By Jennifer Breckner, Chair, Ark of Taste Midwest
The evening began with a farm tour led by Katie Burdett, Farm Manager, and Wesley Rieth, Operations Manager, which then continued on to the renovated farmhouse for a stunning seven course meal courtesy of Granor Chef and Slow Food USA Chefs' Alliance member, Abra Berens. The meal featured at least eight Ark items including American Rabbit, Jimmy Nardello Pepper, and Sorghum Syrup, as well as ingredients from Granor and other Michigan producers. The night's conversation focused on how growing and consuming these ingredients and promoting their truly inspirational stories help to preserve and protect agricultural biodiversity for future generations.
The star of the night was Chef Berens, a former farmer who realized that she was more pas-sionate about cooking than farming and a natural fit for the Chefs' Alliance.
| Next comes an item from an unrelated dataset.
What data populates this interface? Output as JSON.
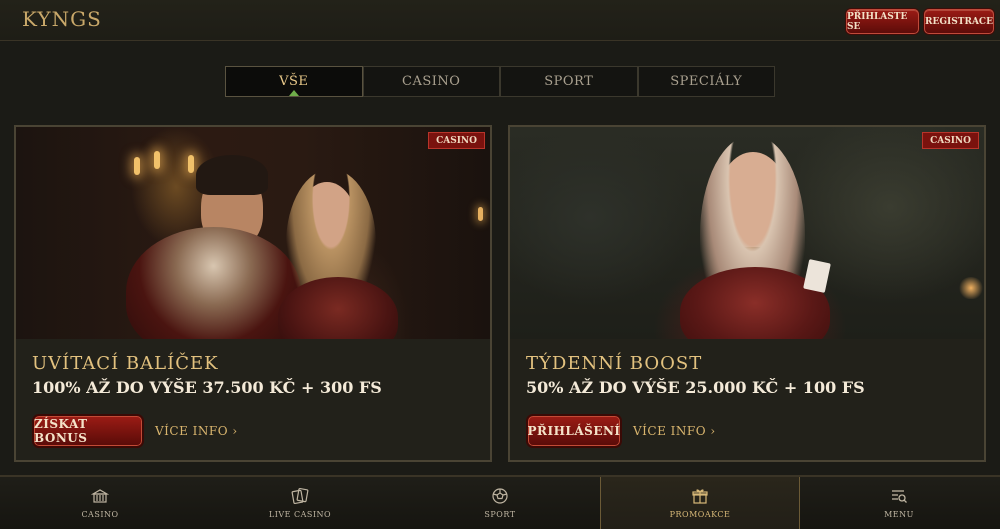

She feels that chefs are in a unique position to highlight the work of farmers, explaining “One of my jobs as a chef is to be a story teller for the farmers…and to help create a market for a more sustainable food system.” Chef Beren's sentiment captures the motivations behind why the Chefs' Alliance was formed in Italy in 2009. Administered through the Slow Food Foundation for Biodiversity, Chefs' Alliance unites culinary professionals to promote the cultural diversity of our food system through the use of “good, clean, fair” products, especially foods from the Ark of Taste and Presidia. The initiative was relaunched in the U.S. last year at Slow Food Nations.
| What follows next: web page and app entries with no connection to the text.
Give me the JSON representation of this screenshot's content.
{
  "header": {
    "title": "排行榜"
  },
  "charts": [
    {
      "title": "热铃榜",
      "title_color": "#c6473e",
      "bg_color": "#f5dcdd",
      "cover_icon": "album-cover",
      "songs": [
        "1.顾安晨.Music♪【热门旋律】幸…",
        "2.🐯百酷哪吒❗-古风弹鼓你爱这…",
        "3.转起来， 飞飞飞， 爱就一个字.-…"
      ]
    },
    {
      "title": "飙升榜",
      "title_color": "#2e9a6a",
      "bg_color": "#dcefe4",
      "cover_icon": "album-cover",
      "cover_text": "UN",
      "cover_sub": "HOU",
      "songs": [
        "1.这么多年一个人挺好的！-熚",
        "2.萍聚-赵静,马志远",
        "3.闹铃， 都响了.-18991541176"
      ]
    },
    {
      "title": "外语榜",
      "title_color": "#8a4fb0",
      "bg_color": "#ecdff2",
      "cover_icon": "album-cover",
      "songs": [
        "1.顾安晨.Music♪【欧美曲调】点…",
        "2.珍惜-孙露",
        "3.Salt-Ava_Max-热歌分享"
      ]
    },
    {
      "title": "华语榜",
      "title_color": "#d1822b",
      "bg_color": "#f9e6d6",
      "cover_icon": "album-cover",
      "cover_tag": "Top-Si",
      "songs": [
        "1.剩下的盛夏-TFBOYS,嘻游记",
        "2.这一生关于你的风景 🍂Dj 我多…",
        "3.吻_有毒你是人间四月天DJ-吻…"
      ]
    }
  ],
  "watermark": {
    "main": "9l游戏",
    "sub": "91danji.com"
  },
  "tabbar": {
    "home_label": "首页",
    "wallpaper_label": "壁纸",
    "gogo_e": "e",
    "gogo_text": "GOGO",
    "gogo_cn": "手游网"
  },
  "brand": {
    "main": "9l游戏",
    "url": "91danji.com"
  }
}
The menu embodied Midwestern resourcefulness and ingenuity in a part of the country where food production does not happen year round. Berens is grateful to have a collaborative relationship with Burdett, who grows ingredients that work well in the dinners, which continue on through February. For example, the rye whiskey Berens used in the chevre-rye whiskey sabayon that accompanied the Spring asparagus implemented rye that was grown at Granor and distilled at Journeyman Distillery, a mere ten minute drive from the farm. Berens is also adept at food preservation and was able to tap into ingredients in her own pantry, like a bushel of the Ark-listed Jesuit Pear that she bought last year not knowing she would use them in this dinner. The Jesuit Pear is considered rare and has roots connecting the Detroit area with Windsor, Ontario. Earlier this year both the Slow Food Huron Valley and Slow Food Detroit Central chapters in Michigan came together with food activists from Ontario to learn how to graft the pear's scion wood to keep it growing as well as to cook with it. The combination of the Jesuit Pear on top of homemade bread and Pere Marchette cheese from Zingerman's Creamery in Ann Arbor, where Berens used to work, serves as an example of how history, geography, artisanal production and Slow Food's biodiversity initiative, the Ark of Taste, come together in a meaningful, delicious way.
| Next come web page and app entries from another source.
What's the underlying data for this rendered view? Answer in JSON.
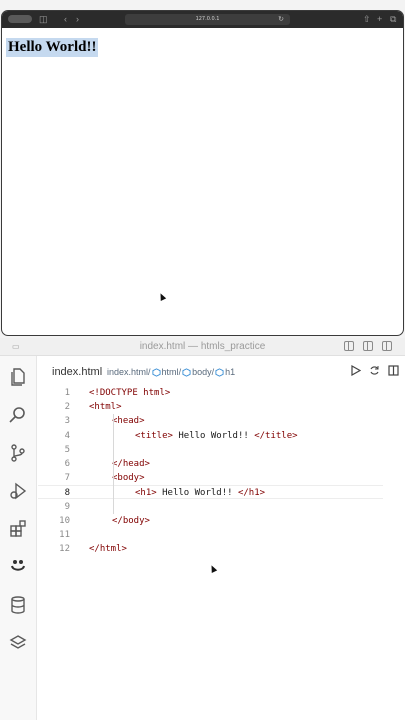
{
  "browser": {
    "url": "127.0.0.1",
    "rendered_heading": "Hello World!!"
  },
  "editor": {
    "window_title": "index.html — htmls_practice",
    "tab": {
      "label": "index.html"
    },
    "breadcrumb": {
      "file": "index.html",
      "sep": "/",
      "items": [
        "html",
        "body",
        "h1"
      ]
    },
    "active_line": 8,
    "lines": [
      {
        "num": "1",
        "code": "<!DOCTYPE html>",
        "indent": 0
      },
      {
        "num": "2",
        "code": "<html>",
        "indent": 0
      },
      {
        "num": "3",
        "code": "<head>",
        "indent": 1
      },
      {
        "num": "4",
        "code": "<title> Hello World!! </title>",
        "indent": 2
      },
      {
        "num": "5",
        "code": "",
        "indent": 2
      },
      {
        "num": "6",
        "code": "</head>",
        "indent": 1
      },
      {
        "num": "7",
        "code": "<body>",
        "indent": 1
      },
      {
        "num": "8",
        "code": "<h1> Hello World!! </h1>",
        "indent": 2
      },
      {
        "num": "9",
        "code": "",
        "indent": 2
      },
      {
        "num": "10",
        "code": "</body>",
        "indent": 1
      },
      {
        "num": "11",
        "code": "",
        "indent": 0
      },
      {
        "num": "12",
        "code": "</html>",
        "indent": 0
      }
    ]
  },
  "activity_bar": {
    "icons": [
      "explorer-icon",
      "search-icon",
      "source-control-icon",
      "run-debug-icon",
      "extensions-icon",
      "live-share-icon",
      "database-icon",
      "layers-icon"
    ]
  },
  "colors": {
    "tag": "#800000",
    "text": "#1a1a1a",
    "line_number": "#8a8a8a"
  }
}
Guests left the dinner inspired and full, with a gift bag on their arm of Granor Farm goodies and a Plant a Seed kit featuring the Ark-boarded varietals Stowell's Evergreen Sweet Corn, Long Island Cheese Pumpkin, and Christmas Lima Beans. As a bonus, a matching kit for each guest was sent to school gardens across the country so that educational opportunities keep on growing. Our thanks to Abra Berens and everyone at Granor Farm for an educational and enjoyable event.
Are you a chef or professional cook who wants to work with Slow Food to change the food system for better? Click here for more information and to join the Chefs' Alliance today-it's free!
Photos courtesy of Jamie & Eric Photography.